WEATHER BLOG: Latest on California fires

Napa is one of my favorite places in the United States to visit. With it's vast countryside of rolling hills and lush vegetation, it is as picturesque as they come - and unfortunately perfect fuel for the devastating wildfires that have now taken at least 23 lives and leave hundreds missing. 

 

According to the director of California Dept of Forestry, Ken Pimlott, the fires started late Sunday night as winds were gusting to near hurricane strength in Sonoma County.
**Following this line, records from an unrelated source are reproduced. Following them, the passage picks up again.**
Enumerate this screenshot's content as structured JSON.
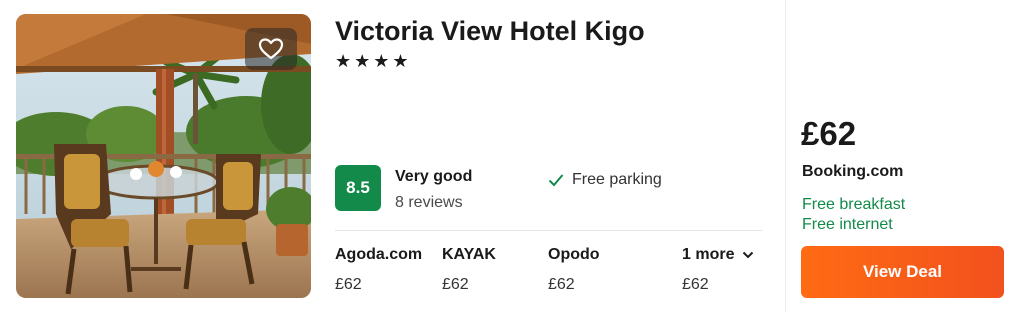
{
  "hotel": {
    "name": "Victoria View Hotel Kigo",
    "stars": "★★★★",
    "rating_score": "8.5",
    "rating_label": "Very good",
    "review_count": "8 reviews",
    "amenity": "Free parking"
  },
  "providers": [
    {
      "name": "Agoda.com",
      "price": "£62"
    },
    {
      "name": "KAYAK",
      "price": "£62"
    },
    {
      "name": "Opodo",
      "price": "£62"
    }
  ],
  "more": {
    "label": "1 more",
    "price": "£62"
  },
  "deal": {
    "price": "£62",
    "site": "Booking.com",
    "perks": [
      "Free breakfast",
      "Free internet"
    ],
    "button_label": "View Deal"
  },
  "colors": {
    "rating_green": "#138a4a",
    "deal_orange": "#ff6b14"
  },
  "icons": {
    "favorite": "heart-icon",
    "amenity": "check-icon",
    "more": "chevron-down-icon"
  }
}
Gusts were being recorded near 79 mph. 

 

On top of that, California saw record rainfall in Spring 2017, which sparked new growth, but then faced a very dry summer which means all that new growth (on top of what was already there) just turned into more fuel for this fire to spread. Pimlott also said that the fire started after 10pm. Because of this time, it took firefighters a little longer to get to the flames, and at that point they had already begun to spread rapidly with the sustained 50 mph winds. 

 

At this point at least 122,000 acres have burned and with red flag warnings remaining in effect through Thursday and no rain in the forecast for the next 5-7 days this will continue to be a battle for firefighters to tame. 

 

At this point even San Francisco Airport has cancelled or delayed flights due to heavy smoke and NASA is able to capture images of the smoke from above. 

 

To date, this is the second deadliest fire in California history. It is just behind the Oakland Hills fire in 1991 which killed 25 people.